To create is to think.
A simple version of the material that follows.
Anyone advocating applications of technology should be able justify his or her suggestions. This section is our effort to make what case we can for spending valuable time involved in online participatory experiences. It is fair to say that in our writing about the educational benefits of technology it has always been much easier to offer theoretical than empirical justifications. We take some solace in the position that this is a very common situation in education. Applied fields that allow the parties involved a great deal of personal freedom in how proposed innovations are implemented and utilized are likely prone to messy and inconsistent data. Teachers and students are neither chemicals interacting in a beaker nor rats responding in a cage.
Here is our working framework.
Learning What Schools Have Traditionally Taught
We would prefer that we could summarize research exploring the content-area benefits of participatory web tools and methods. Unfortunately, such research is very scarce. What we can do is explore more long-standing research topics with similarities to the methods encouraged by participatory web tools and tasks.
The theoretical perspective most commonly mentioned as a rationale for the collection of activities we describe here is ''generative learning'' (Wittrock, 1974, 1990). Closely related perspectives include ''constructivism'' (e.g., Paris & Byrnes, 1989) or ''meaningful learning'' (Ausubel, 1963). These theories propose that learner activities (teaching, writing, self-questioning) require or at least strongly encourage cognitive activities resulting in understanding and learning and also improve learner awareness of areas of misunderstanding or incomplete knowledge. While learners may generate such productive cognitive and metacognitive activities on their own, the external tasks offer instructors an opportunity to shape desirable student behaviors.

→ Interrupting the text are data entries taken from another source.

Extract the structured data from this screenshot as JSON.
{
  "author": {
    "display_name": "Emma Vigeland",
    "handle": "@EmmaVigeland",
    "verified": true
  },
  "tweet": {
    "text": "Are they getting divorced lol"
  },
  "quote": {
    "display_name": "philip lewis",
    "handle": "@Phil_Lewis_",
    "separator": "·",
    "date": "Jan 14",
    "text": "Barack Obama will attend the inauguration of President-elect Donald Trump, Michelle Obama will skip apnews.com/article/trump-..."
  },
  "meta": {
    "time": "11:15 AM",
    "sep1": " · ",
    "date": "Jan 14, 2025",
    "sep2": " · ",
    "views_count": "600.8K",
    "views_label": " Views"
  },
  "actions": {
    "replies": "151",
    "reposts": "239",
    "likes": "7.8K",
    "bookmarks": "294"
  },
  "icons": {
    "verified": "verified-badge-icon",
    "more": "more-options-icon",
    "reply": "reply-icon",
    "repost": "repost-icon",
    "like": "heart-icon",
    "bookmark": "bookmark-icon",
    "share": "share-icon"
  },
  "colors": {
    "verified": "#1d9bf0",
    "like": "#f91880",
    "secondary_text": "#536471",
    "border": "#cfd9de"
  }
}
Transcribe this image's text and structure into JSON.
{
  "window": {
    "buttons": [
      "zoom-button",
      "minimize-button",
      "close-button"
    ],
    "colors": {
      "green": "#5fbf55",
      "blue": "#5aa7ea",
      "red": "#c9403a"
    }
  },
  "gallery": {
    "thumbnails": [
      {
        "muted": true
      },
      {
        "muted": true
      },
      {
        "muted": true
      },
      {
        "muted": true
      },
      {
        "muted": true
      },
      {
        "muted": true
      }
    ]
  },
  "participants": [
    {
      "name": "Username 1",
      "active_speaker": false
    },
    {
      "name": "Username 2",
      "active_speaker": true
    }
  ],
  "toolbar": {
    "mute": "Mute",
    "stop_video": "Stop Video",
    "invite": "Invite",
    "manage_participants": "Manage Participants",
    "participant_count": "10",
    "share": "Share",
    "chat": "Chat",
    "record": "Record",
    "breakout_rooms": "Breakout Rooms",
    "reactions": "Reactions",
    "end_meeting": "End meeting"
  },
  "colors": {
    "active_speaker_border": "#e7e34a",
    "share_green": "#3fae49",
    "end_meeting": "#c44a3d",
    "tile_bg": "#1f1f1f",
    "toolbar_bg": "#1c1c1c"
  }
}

One distinction that emerges in several of the generative approaches contrasts ''knowledge-building'' and ''knowledge telling'' (e.g., Roscoe and Chi, 2007). Knowledge telling is regarded as the weak form involving a restatement of what is known with limited activation of other existing knowledge (e.g., attempts to generate examples from personal experience) and less extensive monitoring of understanding. In knowledge-building, the strong form, the learner adds to core ideas from existing personal knowledge and in doing to reflects on the core ideas in greater depth resulting in more effective comprehension monitoring. Often, instructors intervene to encourage knowledge-building by offering templates that serve to shape the generative task. For example, instructors may specify a recommended practice student tutors might employ (e.g., Offer a personal example of .......) as a way to encourage knowledge-building reflection among peer tutors.
Learning Skills Demanded in a Changing World
Changing skill and knowledge requirements - ISTE standards
Taking Advantage of the Knowledge Present in Groups
Ausubel, D. (1963). The psychology of meaningful learning. New York: Grune & Stratton.
Paris, S.G. & Byrnes, J.P. (1989). The constructivist approach to self-regulation and learning in the classroom. In B.J. Zimmerman and D.H. Schunk (eds) Self-regulated learning and academic achievement. (pp 169-200). New York: Springer Verlag.
Roscoe, R. D. & Chi, M.T. (2007). Understanding tutor learning: Knowledge-building and knowledge-telling in peer tutors' explanations and questions. Review of Educational Research, 77, 534-574.
Wittrock, M.C. (1974). Learning as a generative process. Educational Psychologist, 11, 87-95.
Wittrock, M.C. (1990). Generative processes of comprehension. Educational Psychologist, 24, 345-376.